As if that wasn't enough, at the end of the carpet, there was a wall of camera lenses. Easily a hundred or so photographers with fancy zoom lenses doing some more yelling. It was intimidating, and I stepped off the red carpet early so I wouldn't have to go anywhere near them.

Still, apart from the fans and the photographers it was actually pretty lovely. I felt amazing, pretty special being up there. I got glimpses of a few famous people I did recognise (Gok Wan was one - he seemed pretty delightful) and generally just enjoyed the moment best I could.

It was wonderful once we were in - The Royal Opera House is pretty phenomenal. Laurent Pierre sponsored the pre-event mixer, so there was much bubbles and clinking. It was pretty great. The awards themselves was phenomenal.

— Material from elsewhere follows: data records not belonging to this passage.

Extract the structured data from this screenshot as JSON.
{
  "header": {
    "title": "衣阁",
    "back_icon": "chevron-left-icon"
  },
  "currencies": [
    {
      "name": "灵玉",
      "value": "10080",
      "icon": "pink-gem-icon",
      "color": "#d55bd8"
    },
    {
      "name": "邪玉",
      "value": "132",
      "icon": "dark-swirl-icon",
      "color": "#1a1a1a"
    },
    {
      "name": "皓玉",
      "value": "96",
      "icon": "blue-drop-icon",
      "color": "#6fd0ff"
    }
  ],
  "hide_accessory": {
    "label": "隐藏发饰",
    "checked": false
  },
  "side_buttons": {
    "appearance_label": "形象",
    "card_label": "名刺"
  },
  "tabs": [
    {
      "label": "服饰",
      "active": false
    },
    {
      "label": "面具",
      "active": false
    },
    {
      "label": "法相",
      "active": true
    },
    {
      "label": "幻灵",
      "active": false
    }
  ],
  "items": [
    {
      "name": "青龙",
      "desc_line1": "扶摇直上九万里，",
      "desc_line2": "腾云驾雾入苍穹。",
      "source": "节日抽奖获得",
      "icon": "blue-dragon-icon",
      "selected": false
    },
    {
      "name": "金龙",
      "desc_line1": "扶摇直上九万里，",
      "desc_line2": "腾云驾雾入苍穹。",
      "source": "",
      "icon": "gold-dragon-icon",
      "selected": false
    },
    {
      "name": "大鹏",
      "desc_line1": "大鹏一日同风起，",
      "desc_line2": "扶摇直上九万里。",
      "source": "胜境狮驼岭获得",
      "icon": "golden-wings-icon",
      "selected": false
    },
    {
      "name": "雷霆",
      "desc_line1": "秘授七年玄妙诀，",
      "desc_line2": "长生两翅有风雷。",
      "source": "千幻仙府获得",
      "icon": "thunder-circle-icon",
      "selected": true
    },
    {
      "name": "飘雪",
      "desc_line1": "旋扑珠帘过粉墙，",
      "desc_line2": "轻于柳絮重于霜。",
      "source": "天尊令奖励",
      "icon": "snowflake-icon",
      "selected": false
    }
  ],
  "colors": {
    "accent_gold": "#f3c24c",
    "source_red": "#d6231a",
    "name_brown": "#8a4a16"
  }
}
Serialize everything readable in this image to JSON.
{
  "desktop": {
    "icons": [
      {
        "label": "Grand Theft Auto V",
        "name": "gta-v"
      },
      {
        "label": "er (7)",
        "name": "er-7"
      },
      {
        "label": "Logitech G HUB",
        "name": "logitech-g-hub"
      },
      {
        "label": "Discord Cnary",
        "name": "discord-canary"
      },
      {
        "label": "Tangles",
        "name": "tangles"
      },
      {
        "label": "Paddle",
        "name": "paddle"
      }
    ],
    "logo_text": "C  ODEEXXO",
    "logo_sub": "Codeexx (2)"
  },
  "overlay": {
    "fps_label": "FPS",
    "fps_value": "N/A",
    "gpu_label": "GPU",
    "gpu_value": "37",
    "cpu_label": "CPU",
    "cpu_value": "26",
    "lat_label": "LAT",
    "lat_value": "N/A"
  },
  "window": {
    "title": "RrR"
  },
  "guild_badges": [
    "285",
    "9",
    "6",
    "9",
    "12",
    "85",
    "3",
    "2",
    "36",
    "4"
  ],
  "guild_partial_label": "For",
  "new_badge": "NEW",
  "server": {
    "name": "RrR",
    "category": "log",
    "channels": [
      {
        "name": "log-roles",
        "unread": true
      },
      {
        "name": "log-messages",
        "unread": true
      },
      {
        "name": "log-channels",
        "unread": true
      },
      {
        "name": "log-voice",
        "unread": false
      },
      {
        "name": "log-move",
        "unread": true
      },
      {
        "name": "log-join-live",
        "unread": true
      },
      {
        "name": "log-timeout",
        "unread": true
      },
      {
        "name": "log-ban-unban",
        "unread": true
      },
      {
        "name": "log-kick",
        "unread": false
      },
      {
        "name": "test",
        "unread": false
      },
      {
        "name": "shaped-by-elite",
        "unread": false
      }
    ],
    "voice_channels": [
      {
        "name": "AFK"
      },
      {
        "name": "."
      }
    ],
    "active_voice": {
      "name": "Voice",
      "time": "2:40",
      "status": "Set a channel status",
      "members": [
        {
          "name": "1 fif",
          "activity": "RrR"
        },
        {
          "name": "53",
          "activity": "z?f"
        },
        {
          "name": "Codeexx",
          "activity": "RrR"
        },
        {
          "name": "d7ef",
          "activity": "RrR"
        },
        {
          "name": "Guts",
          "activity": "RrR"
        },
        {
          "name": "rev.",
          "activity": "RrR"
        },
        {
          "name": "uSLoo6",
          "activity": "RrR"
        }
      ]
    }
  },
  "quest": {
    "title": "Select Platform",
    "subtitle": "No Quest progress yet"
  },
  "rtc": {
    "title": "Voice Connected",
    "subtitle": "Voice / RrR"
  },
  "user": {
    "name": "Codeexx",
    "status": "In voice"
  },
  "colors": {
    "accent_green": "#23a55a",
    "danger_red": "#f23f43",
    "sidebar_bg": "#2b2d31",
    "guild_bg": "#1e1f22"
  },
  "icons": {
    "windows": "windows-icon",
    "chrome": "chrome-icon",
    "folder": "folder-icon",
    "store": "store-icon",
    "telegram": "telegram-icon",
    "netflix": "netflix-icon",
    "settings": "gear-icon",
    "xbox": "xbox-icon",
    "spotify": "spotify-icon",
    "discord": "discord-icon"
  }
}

Angela Lansbury was great, what a wonderful speech. She was so heartfelt, and I got so teary listening to her! I got teary with Lorna Watt too, her speech was so heartfelt and unexpected, it was lovely. Loved Judi Dench's intro to Kevin Spacey! It was like you were being let in on a few fun little secrets. It was so fantastic. It was also pretty great to see the casts cheering from the upper balconies. I felt like this was their event of the year - that they'd all worked so hard these awards validated their efforts :)

Show wise, I really loved the bit by the Porgy and Bess cast. I went and saw Porgy and Bess twice when it was playing (mostly because it was in the outdoor theatre at Regents Park, and the first show was rained out) but it was fantastic to see them again.

They were even more fun at the after party. I don't think everyone who was at the ceremony was invited to the after party, and it felt very exclusive. There were so many people there, and everywhere you looked, there was someone relatively famous in the London scene standing not very far away. Everyone was so lovely! Laura Carmichael (LOVED her dress) stood next to me a the bar, Claire Sweeney smiled at me, Pixie Lott was lovely, and listened attentively to everyone she spoke to, and Adam Garcia was TOO PRETTY (what a ridiculous pretty man!). It seemed that every second person that walked by was holding an award.

It was insane, I had such a good time. Here's the thing though, I didn't get any selfies, or try introduce myself to anyone. After the in-your-face fan experience of the red carpet, I realised that I wasn't entitled to anyones time here. I didn't have any goals that these people could help me with, and there wasn't a reason to interrupt their night of celebration.

So, I didn't. I enjoyed my night right alongside their nights and called it good. It was fantastic - we had such a great time. Super grateful to Duke for taking me.

Oh red carpets. Have any of you walked the red carpet before?